Assigned task: The number of lines containing "people" is the only answer wanted; work it out from the entries below.

Data for analysis:
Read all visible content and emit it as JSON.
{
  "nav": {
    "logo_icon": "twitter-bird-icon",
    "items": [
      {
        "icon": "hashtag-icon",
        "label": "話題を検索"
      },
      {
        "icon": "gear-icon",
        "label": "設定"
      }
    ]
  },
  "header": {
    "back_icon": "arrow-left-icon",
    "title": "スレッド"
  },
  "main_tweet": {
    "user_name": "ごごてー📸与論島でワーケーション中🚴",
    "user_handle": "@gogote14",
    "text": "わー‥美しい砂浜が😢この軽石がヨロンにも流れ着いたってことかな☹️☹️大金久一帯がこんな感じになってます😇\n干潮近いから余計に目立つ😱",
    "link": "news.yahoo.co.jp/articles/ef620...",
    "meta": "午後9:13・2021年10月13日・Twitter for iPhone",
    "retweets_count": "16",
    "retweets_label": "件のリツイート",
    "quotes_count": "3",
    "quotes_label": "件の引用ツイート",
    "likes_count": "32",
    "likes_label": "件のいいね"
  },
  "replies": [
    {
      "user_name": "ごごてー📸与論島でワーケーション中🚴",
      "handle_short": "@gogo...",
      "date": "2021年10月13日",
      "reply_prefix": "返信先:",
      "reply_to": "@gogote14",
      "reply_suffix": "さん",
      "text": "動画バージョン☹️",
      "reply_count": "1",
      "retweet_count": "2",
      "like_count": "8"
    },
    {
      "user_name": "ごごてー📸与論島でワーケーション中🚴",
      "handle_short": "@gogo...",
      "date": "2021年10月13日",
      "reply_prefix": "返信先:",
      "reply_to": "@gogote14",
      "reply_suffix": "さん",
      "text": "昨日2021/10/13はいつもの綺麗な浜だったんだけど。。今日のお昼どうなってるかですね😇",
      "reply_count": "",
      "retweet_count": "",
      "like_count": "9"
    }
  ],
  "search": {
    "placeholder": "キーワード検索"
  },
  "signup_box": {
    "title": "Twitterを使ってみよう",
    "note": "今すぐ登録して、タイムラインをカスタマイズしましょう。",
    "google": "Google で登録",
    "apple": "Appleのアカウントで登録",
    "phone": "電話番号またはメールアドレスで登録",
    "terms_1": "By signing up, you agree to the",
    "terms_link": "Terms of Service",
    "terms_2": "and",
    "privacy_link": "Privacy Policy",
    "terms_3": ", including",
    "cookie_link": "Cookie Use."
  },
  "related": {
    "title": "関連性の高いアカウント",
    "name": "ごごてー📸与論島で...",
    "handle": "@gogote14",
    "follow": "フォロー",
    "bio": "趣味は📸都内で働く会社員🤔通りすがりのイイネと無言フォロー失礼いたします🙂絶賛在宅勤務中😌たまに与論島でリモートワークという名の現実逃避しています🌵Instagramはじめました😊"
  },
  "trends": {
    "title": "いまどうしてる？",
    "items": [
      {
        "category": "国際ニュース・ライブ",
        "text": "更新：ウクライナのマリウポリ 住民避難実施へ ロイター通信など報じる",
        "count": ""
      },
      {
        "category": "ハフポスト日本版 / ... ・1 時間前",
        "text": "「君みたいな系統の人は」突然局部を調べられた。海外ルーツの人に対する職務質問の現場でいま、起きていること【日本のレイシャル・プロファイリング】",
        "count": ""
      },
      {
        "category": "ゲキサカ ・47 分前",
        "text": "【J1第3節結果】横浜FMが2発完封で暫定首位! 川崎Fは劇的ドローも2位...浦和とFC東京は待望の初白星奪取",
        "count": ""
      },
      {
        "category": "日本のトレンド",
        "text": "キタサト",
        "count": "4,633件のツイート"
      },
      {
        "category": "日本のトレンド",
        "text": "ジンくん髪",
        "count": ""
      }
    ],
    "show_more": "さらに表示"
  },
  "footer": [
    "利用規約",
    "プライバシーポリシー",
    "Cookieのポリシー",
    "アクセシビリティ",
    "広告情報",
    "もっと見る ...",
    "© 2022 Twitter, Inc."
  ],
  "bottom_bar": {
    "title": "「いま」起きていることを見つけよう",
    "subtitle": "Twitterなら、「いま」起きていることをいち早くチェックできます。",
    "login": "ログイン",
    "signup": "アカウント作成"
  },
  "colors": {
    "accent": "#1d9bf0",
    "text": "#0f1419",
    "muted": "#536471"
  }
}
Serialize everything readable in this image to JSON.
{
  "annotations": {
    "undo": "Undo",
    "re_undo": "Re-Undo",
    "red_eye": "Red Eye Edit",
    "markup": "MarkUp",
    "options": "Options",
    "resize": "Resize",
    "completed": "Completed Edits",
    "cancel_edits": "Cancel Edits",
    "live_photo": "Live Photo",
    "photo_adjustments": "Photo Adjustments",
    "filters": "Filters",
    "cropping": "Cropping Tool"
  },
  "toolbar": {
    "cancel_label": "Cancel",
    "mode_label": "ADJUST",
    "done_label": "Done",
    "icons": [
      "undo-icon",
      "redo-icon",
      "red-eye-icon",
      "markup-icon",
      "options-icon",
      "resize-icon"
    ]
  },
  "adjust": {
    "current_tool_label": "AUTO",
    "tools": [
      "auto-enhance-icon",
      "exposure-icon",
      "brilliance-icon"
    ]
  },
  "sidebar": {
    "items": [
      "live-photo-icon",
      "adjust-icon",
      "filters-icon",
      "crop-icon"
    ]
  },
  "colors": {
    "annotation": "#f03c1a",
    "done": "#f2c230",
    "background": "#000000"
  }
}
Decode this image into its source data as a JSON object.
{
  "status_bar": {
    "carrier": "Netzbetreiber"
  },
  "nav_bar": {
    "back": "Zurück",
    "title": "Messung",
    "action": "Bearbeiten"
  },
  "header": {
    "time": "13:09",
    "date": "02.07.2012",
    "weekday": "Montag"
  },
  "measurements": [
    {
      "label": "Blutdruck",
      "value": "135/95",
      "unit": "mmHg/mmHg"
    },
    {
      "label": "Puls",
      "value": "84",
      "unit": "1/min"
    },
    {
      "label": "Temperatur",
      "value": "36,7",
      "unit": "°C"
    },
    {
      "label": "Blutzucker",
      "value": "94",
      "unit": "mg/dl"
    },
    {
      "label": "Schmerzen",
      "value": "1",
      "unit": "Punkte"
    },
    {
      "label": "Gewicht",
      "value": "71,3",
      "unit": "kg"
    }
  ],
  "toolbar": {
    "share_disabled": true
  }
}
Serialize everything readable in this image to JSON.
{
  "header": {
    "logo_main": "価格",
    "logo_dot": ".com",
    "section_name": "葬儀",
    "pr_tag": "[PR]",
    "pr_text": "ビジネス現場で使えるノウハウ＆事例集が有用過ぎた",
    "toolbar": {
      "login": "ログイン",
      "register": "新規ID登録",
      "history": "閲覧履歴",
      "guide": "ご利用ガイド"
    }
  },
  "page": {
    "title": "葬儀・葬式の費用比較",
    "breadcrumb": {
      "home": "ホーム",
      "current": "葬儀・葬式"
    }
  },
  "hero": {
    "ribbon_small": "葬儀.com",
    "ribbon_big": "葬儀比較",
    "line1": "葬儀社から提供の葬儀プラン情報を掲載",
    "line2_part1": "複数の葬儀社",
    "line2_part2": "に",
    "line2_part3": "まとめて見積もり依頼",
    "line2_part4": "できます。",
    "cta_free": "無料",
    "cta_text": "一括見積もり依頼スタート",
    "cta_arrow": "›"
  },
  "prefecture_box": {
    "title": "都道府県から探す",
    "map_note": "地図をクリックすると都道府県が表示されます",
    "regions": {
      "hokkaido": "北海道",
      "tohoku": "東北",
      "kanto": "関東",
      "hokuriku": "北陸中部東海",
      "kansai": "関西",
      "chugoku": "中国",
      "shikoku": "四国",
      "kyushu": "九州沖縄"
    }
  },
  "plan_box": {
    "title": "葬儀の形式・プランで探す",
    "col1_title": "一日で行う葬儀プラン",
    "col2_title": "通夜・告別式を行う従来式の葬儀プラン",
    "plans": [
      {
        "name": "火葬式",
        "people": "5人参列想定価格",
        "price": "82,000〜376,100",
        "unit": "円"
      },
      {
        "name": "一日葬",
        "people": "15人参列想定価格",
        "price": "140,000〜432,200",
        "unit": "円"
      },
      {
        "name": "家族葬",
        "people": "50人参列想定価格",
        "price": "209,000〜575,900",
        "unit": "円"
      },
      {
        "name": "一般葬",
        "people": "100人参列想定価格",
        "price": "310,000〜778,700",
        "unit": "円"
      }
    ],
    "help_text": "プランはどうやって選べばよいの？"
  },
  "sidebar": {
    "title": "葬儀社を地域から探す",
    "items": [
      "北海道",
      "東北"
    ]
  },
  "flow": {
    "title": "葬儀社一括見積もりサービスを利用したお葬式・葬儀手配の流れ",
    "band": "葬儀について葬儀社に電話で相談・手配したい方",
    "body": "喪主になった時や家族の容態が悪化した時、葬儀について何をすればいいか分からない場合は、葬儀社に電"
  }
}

Result of this exercise: 4